Similarly, another judgment delivered a stern warning against the unauthorized use of firearms, where the accused had used a weapon in a manner that jeopardized public safety. The court reiterated that such acts fall squarely within the ambit of Section 27, warranting severe punitive measures to reflect the gravity of the offence and the threat it posed to the public.

  • Understanding the gravity of offenses involving firearms as a menace to public order
  • Interpreting Section 27 in light of the need for deterrence and societal protection
  • The categorical approach of the court to balance individual rights with community safety
  • Adherence to the principle that the proliferation of illegal arms cannot be condoned
  • Enforcement of penal provisions as meant to signal an unyielding stance against firearms misuse

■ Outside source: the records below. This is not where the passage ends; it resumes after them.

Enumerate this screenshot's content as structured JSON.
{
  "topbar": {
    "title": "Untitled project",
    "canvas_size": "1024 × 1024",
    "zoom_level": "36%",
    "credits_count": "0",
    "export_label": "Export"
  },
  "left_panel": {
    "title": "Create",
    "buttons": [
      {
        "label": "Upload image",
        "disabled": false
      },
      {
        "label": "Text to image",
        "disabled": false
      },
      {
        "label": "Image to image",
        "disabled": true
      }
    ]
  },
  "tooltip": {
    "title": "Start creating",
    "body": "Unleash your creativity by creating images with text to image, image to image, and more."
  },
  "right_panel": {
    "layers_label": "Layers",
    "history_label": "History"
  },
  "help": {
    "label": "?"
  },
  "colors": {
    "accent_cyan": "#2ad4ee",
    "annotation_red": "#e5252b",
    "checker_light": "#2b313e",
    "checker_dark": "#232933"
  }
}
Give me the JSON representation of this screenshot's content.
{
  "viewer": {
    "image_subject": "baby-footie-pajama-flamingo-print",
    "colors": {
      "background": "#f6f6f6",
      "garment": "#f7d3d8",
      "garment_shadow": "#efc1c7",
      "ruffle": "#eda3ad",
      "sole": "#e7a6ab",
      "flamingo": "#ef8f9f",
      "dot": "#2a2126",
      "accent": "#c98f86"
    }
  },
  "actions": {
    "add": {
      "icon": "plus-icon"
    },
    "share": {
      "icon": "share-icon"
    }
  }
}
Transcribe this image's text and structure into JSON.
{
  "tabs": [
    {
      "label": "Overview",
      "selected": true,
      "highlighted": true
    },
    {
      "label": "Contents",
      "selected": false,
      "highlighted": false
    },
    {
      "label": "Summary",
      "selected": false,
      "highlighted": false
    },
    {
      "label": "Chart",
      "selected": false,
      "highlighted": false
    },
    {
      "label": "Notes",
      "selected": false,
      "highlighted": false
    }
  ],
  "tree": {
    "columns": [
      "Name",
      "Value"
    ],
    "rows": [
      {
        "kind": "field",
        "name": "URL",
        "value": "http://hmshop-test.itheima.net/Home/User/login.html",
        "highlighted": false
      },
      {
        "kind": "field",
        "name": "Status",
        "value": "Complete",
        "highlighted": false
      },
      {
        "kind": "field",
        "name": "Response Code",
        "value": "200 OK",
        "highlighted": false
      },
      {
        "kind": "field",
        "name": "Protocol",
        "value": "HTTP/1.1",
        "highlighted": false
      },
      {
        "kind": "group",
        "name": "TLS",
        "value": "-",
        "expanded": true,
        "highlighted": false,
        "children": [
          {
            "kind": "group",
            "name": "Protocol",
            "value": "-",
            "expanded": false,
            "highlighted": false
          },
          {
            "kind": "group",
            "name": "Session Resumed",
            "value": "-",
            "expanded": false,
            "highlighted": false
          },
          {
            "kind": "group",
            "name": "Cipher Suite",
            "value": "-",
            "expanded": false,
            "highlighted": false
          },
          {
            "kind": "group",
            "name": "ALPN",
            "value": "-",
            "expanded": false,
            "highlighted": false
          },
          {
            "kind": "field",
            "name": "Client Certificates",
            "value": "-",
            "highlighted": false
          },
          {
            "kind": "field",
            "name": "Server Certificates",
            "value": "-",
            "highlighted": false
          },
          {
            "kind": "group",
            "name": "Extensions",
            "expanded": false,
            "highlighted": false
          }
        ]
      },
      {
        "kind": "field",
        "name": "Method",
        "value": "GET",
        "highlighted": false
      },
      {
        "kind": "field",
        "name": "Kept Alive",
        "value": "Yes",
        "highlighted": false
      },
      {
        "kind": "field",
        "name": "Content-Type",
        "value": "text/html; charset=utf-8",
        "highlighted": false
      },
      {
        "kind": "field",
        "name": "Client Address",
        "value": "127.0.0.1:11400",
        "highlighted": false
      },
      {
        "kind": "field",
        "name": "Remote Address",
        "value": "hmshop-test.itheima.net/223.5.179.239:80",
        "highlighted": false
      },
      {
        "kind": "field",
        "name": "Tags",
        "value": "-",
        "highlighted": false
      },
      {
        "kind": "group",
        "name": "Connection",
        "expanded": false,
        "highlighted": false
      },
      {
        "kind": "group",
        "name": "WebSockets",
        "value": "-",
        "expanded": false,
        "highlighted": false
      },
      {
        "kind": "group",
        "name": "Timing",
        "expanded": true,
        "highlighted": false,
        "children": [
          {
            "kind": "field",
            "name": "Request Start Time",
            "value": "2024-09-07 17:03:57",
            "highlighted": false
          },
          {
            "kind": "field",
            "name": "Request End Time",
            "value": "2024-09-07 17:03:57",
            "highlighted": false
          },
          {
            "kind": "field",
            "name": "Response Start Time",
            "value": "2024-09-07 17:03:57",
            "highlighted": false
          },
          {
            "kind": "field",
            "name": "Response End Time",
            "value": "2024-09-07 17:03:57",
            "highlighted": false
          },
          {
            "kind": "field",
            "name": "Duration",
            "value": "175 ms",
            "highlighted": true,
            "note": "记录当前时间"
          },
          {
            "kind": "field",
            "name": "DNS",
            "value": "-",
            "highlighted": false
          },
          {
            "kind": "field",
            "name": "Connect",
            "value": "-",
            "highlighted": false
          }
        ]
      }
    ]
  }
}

Moreover, Chandigarh High Court’s judgments have often reflected upon the individuals’ intentions behind carrying unlicensed arms. In intricate legality, the court deliberated whether the intent was of immediate threat or an act preparing for some nefarious purpose. This scrutinized behavioral intention has become an integral element in judicial determinations in cases involving Section 27 violations.

Legal exegeses by the High Court have also highlighted the role of circumstantial evidence in establishing guilt beyond a reasonable doubt. In doing so, the court has delineated a clear demarcation between mere possession and the intent to use, which is pivotal in deciding the culpability under Section 27 of The Arms Act. The judgments rendered have often turned upon the nuanced interpretation of “intent to use” under the Act, thereby entrenching the importance of mens rea or the mental element in criminal jurisprudence.

Chandigarh High Court’s jurisprudence sends a clear signal: transgressions under Section 27 are met with the full brunt of the law, exemplifying its commitment to uphold statutory provisions for the maintenance of law and order. As such, the precedents set forth form a critical part of the legal landscape, influencing how future violations under Section 27 are adjudicated.


List of Most Recommended Lawyers:


1. Advocate Kabir Sharma
  • Experience: more than 20 years
  • Expertise: Quashing matters
  • Practice Area: Criminal Lawyer

2. Advocate Aditya Verma
  • Experience: more than 25 years
  • Expertise: Quashing matters
  • Practice Area: Criminal Lawyer

3. Advocate Aanya Jain
  • Experience: more than 35 years
  • Expertise: Quashing matters
  • Practice Area: Criminal Lawyer

4. Advocate Suhana Joshi
  • Experience: more than 40 years
  • Expertise: Quashing matters
  • Practice Area: Criminal Lawyer

5. Advocate Vivaan Shah
  • Experience: more than 30 years
  • Expertise: Quashing matters
  • Practice Area: Criminal Lawyer

6. Advocate Vivan Banerjee
  • Experience: more than 50 years
  • Expertise: Quashing matters
  • Practice Area: Criminal Lawyer

7. Advocate Zoya Khanna
  • Experience: more than 30 years
  • Expertise: Quashing matters
  • Practice Area: Criminal Lawyer

8. Advocate Ananya Bhatia
  • Experience: more than 25 years
  • Expertise: Quashing matters
  • Practice Area: Criminal Lawyer

9. Advocate Ananya Malhotra
  • Experience: more than 20 years
  • Expertise: Quashing matters
  • Practice Area: Criminal Lawyer

10. Advocate Reyansh Khanna
  • Experience: more than 45 years
  • Expertise: Quashing matters
  • Practice Area: Criminal Lawyer